Watch Out for Trademark Scams

Posted on Monday, November 15th, 2021

If you received something in the mail asking you to pay for a trademark or brand related service, stop, and read this before doing anything.

If you apply for a trademark with the US Patent and Trademark Office you will need to provide a mailing address. That address is publicly accessible along with addresses for every other applicant. As you might have guessed, spammers and scammers create mailing lists using addresses harvested from the USPTO. But how do you know if a bit of mail that you received is a scam? Here are a few things to look for:

  1. It’s Not from The US Patent and Trademark Office

Most scammers use a semi-official sounding name like “Trademark Agency” or “National Trademark Office” or something else that is close, but not quite right. While most official correspondence about your trademark application is sent by email, any actual mail from the USPTO will come from “United States Patent and Trademark Office” in Alexandria, Virginia. Not, New York, Denver, or even Washington, DC. Any emails should be from an address ending in Everything else is suspect.

  1. It’s Asking for Money or Invoicing for Services

Maybe there are unusual cases, but the USPTO rarely sends an invoice after filing. Filing fees are always due at the time you file and are usually submitted electronically. It is still possible to file with paper, but the USPTO charges significantly more to try to discourage that, so it is very rare that a filing would be completed without the fees being paid electronically. Any trademark service asking for money or claiming that you owe money is probably a scam.

  1. When In Doubt Check Your Application Status Online

Many of these scams also deliberately misstate the due date for some future filing deadline, making it seem like action is required right now and creating a false sense of urgency. But it doesn’t take long to check public records online. The status for any US trademark application or registration (including all the correspondence to or from the USPTO) can be found online at or at You can search by owner name, serial number, or the name of the trademark. When you find your trademark, you can see if any response is due.

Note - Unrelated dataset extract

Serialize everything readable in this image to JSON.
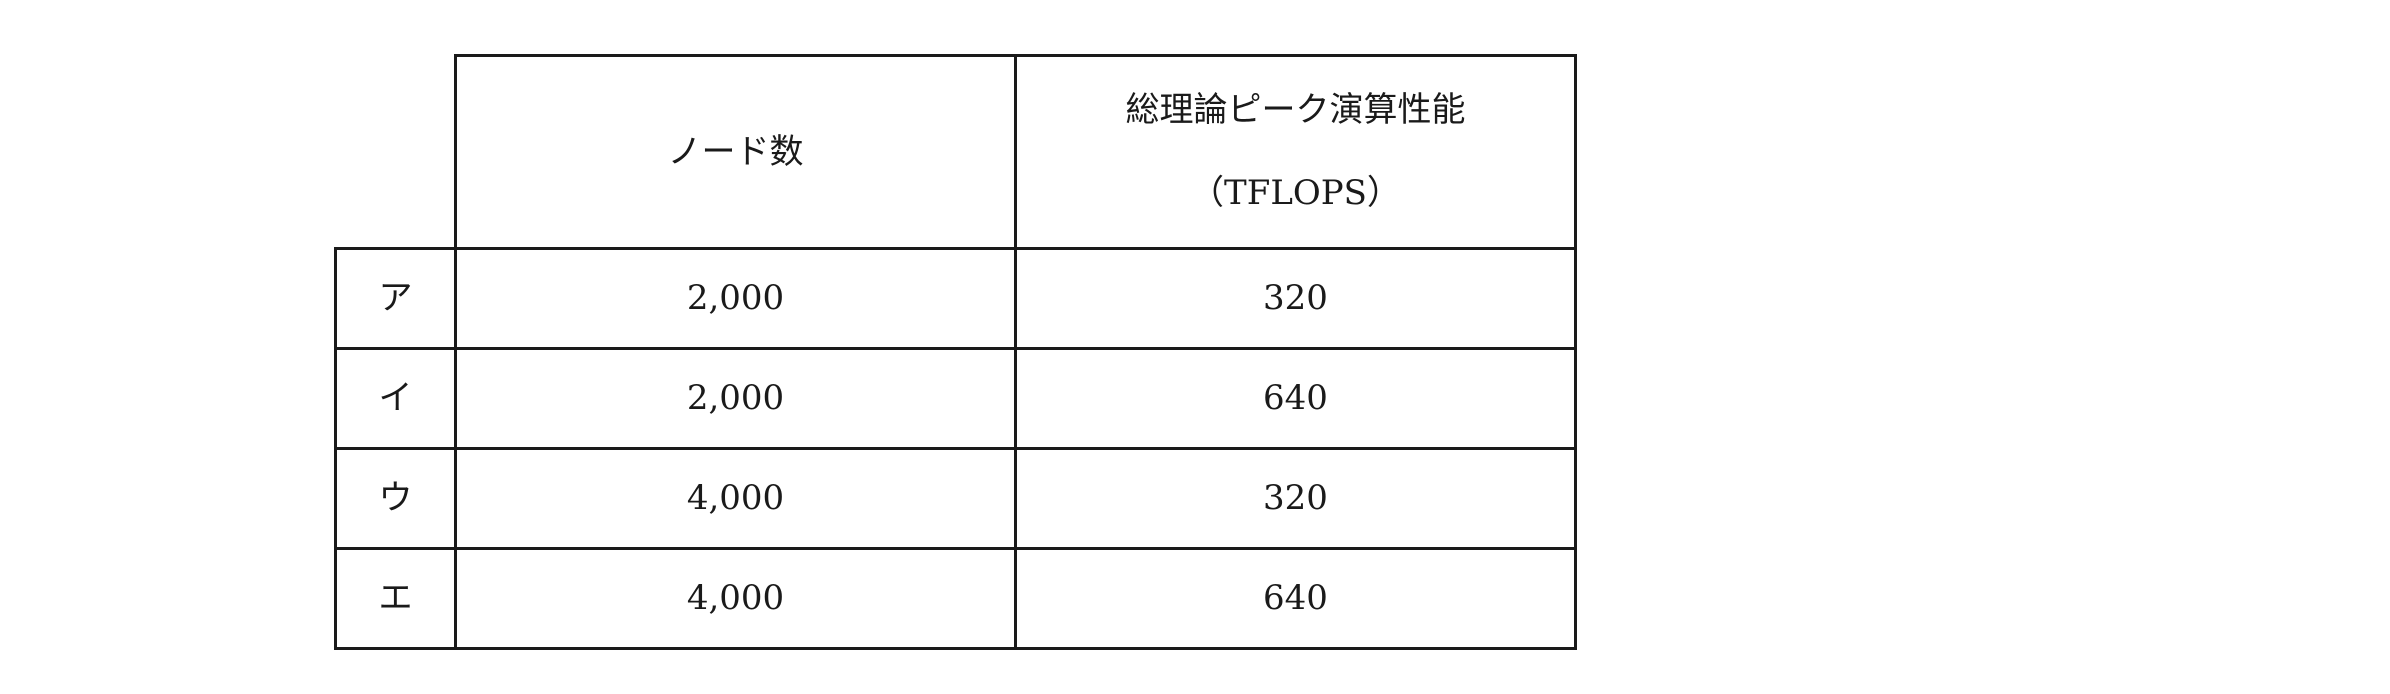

The USPTO is trying to fight back against these scams¹ and the Federal Trade Commission will accept consumer complaints². But unfortunately, if you have already paid money to one of these companies, it is unlikely that you will get your money back.

If you have any questions about trademarks, please contact one of the attorneys at Pruvent PLLC.